_ASSIGNMENT_
List all the lines in these records that hold "JSON".

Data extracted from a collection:
——

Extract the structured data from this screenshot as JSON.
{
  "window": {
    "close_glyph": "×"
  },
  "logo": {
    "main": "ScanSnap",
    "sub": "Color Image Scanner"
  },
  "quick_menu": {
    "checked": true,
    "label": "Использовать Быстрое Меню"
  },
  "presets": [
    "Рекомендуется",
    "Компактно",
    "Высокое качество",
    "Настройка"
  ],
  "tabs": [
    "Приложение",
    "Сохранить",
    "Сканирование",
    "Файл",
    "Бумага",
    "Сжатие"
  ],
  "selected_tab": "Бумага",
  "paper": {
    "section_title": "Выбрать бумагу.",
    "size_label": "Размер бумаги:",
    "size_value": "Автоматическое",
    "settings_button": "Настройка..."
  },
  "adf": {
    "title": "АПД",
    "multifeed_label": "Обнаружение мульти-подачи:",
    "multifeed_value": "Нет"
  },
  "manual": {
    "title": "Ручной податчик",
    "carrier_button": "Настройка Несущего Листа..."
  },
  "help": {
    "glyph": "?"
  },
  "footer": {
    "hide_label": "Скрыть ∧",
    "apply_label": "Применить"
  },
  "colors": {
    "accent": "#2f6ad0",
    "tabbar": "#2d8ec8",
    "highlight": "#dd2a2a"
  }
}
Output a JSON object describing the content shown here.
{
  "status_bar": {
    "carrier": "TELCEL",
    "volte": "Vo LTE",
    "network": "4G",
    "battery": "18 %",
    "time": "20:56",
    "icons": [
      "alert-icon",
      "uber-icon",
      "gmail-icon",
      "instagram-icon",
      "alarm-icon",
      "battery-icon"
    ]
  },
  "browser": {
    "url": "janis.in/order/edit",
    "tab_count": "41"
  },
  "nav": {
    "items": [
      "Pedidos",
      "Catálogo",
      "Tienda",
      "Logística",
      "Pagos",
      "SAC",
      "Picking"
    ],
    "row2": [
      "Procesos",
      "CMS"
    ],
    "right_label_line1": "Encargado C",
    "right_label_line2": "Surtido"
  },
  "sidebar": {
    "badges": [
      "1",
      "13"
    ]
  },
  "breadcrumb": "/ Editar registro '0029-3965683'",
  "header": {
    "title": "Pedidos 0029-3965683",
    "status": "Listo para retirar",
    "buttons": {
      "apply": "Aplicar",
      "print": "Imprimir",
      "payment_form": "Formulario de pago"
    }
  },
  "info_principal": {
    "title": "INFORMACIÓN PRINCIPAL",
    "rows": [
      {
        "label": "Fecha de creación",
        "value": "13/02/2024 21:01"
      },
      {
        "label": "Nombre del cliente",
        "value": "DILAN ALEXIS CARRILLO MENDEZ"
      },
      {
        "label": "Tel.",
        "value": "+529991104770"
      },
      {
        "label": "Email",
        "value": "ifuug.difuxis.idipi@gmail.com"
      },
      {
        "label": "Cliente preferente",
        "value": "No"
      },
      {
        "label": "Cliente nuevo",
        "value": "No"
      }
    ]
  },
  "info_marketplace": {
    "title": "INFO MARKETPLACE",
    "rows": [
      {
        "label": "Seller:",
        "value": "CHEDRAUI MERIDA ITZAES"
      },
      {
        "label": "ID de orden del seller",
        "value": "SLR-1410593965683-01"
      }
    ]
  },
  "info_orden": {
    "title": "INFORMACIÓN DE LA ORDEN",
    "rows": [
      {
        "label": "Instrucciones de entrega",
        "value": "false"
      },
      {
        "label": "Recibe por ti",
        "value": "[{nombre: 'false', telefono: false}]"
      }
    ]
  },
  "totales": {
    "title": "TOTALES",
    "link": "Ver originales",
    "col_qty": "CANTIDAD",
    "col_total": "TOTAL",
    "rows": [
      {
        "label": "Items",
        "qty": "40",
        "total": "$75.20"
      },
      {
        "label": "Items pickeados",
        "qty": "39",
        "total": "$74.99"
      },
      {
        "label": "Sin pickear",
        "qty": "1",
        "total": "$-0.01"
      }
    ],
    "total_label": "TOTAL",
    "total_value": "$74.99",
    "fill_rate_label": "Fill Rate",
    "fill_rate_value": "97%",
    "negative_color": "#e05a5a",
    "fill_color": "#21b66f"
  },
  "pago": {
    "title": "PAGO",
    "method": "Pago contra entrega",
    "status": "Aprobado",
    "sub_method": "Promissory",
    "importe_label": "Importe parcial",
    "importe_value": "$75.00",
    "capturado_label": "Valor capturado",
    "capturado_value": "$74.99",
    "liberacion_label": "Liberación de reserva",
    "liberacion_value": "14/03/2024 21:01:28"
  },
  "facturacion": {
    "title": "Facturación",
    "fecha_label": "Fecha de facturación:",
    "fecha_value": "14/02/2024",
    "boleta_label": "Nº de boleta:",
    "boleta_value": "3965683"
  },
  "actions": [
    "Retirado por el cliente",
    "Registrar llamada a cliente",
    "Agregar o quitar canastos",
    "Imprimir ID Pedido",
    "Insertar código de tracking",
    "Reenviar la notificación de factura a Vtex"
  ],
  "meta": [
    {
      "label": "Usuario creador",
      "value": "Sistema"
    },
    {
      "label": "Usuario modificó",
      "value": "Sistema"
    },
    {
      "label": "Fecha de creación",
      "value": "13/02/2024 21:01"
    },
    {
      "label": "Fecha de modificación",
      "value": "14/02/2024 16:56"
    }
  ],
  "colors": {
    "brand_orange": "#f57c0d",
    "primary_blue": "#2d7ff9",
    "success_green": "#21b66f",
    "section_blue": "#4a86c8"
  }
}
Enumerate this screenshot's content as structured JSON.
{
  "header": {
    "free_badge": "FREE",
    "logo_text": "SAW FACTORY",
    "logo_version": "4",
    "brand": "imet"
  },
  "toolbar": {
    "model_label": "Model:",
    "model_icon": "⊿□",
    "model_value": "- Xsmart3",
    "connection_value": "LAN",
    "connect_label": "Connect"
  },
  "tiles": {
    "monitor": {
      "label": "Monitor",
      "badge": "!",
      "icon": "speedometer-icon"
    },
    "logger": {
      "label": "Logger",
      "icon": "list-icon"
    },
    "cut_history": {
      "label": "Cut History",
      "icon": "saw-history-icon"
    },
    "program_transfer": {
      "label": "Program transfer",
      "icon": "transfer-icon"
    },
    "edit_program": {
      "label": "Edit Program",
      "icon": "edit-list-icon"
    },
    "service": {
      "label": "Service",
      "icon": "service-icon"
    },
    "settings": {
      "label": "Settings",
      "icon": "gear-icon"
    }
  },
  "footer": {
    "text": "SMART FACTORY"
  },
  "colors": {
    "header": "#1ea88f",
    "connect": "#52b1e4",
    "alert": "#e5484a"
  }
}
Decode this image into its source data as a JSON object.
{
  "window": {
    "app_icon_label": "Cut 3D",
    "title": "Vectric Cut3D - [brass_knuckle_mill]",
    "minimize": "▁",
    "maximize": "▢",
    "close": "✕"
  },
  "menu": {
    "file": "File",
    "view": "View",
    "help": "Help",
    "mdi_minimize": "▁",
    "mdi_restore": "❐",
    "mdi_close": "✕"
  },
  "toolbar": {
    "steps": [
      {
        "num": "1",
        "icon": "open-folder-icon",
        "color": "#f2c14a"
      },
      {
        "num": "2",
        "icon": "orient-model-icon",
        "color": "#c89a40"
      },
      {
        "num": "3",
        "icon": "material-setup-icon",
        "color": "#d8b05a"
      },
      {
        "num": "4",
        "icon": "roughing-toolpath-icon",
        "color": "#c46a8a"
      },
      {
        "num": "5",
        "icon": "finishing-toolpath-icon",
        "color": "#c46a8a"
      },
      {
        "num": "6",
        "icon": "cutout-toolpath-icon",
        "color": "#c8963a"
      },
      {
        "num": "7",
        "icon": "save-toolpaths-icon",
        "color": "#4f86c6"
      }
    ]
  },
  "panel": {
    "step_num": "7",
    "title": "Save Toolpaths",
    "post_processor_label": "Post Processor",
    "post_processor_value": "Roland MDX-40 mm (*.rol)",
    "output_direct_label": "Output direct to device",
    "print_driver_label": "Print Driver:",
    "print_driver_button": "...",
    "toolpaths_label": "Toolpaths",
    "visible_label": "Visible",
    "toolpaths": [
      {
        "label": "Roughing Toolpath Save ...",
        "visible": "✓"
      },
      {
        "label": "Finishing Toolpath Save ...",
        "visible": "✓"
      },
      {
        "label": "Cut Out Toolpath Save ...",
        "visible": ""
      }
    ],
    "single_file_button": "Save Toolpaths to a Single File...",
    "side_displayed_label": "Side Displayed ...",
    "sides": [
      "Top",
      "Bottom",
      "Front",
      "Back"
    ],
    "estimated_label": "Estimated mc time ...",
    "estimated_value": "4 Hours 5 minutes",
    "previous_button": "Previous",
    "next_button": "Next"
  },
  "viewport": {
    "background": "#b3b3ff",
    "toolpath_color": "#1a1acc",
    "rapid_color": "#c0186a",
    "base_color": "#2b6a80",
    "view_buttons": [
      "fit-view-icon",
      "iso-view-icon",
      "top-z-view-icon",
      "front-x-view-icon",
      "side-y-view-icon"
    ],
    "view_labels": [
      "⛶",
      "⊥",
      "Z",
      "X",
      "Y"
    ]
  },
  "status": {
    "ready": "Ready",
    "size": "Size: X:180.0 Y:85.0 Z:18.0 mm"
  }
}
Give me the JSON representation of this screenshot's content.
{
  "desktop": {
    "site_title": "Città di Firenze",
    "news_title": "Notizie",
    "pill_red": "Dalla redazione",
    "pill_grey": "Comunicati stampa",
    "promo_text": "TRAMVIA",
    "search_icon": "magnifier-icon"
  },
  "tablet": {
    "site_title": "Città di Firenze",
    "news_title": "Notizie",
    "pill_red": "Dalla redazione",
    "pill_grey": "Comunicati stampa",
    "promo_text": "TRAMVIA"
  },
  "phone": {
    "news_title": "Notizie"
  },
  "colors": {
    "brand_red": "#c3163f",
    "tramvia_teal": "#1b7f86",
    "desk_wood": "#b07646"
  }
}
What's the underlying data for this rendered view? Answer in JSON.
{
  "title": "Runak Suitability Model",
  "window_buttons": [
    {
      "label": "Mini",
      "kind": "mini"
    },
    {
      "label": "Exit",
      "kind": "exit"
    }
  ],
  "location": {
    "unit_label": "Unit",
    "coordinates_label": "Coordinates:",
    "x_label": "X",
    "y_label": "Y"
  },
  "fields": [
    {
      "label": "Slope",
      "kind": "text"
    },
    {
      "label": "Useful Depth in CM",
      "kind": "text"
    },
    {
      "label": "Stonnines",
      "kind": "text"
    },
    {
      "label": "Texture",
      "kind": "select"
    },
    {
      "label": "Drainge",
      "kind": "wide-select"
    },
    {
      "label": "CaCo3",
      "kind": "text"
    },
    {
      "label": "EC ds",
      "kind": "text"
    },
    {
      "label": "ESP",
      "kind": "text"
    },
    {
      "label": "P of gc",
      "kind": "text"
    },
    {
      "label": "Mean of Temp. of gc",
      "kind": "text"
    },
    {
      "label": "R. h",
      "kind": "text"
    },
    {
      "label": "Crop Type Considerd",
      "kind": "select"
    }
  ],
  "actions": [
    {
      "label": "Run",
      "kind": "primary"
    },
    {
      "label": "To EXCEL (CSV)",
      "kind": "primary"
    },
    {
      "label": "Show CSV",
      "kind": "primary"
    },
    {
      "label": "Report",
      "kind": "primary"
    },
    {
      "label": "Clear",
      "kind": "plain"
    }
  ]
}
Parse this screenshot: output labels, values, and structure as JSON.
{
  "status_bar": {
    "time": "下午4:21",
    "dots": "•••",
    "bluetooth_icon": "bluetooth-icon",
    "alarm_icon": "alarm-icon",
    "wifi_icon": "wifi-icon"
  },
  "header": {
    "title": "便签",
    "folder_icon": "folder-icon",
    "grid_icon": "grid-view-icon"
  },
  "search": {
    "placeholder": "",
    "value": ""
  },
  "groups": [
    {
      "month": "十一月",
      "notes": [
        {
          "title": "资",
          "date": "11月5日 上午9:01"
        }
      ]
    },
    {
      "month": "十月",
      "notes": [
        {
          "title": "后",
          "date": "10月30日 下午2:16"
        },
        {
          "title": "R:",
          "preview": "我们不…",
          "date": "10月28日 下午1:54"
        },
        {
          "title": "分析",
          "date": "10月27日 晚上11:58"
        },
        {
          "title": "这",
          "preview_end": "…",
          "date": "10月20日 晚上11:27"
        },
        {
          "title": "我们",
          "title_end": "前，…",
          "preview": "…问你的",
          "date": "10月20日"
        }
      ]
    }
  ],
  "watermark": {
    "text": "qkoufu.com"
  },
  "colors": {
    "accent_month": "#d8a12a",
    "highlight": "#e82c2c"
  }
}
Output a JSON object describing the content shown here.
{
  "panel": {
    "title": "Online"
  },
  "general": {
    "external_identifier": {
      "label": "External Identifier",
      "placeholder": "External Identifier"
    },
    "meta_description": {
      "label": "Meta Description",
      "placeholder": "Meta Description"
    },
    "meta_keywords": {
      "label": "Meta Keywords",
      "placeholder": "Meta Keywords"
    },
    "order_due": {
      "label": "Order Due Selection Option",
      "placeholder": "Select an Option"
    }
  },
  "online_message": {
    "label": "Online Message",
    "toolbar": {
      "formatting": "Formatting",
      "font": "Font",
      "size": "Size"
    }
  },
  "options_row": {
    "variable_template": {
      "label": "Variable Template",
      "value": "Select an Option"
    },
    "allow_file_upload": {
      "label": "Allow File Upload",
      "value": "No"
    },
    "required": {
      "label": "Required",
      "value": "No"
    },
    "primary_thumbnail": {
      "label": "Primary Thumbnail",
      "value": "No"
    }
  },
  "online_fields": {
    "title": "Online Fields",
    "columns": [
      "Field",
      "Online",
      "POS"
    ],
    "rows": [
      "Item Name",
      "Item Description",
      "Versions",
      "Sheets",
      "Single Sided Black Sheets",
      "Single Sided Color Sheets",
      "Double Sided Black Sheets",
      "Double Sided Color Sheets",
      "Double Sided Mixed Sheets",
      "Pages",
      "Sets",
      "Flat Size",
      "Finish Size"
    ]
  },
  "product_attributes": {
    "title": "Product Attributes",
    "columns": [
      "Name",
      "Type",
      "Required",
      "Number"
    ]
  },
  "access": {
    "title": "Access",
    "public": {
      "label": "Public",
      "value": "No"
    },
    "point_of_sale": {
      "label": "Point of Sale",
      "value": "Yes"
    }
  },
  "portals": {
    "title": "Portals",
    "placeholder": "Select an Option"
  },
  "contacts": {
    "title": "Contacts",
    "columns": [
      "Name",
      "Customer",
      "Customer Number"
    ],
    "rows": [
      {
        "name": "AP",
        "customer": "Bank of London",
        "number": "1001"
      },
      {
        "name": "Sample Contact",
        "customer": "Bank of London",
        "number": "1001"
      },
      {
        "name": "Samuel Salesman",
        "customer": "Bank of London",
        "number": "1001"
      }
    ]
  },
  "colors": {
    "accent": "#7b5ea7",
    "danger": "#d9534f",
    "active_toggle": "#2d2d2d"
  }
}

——

_REPLY_
Extract the structured data from this screenshot as JSON.
Output a JSON object describing the content shown here.
Enumerate this screenshot's content as structured JSON.
Decode this image into its source data as a JSON object.
Give me the JSON representation of this screenshot's content.
What's the underlying data for this rendered view? Answer in JSON.
Parse this screenshot: output labels, values, and structure as JSON.
Output a JSON object describing the content shown here.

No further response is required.